Assignment:
In the entries below, count every line with the string "this". State the count and nothing else.
*** Opening Exercise input ***
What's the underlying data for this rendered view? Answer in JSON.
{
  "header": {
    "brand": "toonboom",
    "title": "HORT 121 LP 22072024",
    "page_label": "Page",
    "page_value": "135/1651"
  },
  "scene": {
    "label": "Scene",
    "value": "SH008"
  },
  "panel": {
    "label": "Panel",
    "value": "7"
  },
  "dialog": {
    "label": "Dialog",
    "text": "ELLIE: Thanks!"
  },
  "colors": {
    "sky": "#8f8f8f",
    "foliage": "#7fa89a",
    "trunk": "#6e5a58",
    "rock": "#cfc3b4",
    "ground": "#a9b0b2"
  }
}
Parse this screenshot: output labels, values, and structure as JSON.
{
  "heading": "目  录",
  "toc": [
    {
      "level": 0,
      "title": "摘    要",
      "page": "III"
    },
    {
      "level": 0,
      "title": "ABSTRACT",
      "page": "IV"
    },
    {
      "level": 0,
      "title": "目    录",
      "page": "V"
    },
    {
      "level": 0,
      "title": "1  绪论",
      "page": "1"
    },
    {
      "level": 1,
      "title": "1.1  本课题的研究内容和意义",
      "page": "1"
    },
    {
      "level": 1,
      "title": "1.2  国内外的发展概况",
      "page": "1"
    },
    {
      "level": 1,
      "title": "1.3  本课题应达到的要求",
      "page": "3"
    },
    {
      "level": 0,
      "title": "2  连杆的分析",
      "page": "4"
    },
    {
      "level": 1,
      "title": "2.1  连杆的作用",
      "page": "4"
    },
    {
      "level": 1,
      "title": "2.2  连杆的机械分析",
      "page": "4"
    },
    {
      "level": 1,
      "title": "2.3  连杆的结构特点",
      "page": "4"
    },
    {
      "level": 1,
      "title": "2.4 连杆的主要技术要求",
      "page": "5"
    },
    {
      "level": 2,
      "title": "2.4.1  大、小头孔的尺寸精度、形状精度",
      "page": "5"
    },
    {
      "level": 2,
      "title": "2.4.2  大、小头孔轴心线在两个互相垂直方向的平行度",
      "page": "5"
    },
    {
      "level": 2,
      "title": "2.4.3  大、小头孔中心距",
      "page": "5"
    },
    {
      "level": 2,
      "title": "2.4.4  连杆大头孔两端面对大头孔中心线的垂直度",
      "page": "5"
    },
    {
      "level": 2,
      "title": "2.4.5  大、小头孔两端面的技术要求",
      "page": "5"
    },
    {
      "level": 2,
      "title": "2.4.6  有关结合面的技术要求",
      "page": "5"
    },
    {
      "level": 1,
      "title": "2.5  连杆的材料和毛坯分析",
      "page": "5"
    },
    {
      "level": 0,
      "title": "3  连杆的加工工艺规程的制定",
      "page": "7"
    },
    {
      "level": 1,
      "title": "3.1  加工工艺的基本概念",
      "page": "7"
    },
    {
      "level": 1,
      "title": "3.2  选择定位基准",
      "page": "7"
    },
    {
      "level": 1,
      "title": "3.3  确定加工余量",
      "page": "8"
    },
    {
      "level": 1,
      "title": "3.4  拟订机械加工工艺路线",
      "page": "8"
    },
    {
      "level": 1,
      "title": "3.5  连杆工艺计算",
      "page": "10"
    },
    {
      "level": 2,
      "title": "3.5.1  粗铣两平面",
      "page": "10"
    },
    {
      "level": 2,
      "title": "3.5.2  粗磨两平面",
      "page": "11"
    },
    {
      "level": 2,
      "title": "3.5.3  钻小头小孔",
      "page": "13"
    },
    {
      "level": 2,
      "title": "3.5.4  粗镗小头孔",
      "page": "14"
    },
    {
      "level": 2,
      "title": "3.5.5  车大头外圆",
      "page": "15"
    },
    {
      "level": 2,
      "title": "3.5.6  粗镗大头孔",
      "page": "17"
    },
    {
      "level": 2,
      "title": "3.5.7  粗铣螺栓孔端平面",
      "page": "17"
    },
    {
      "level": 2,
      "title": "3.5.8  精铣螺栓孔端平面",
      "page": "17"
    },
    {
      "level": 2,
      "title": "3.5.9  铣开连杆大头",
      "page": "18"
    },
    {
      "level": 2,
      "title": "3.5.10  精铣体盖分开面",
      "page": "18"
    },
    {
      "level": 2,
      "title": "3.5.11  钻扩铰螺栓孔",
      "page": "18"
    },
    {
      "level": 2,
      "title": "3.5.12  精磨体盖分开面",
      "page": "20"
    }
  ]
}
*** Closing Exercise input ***
Answer to the problem:
2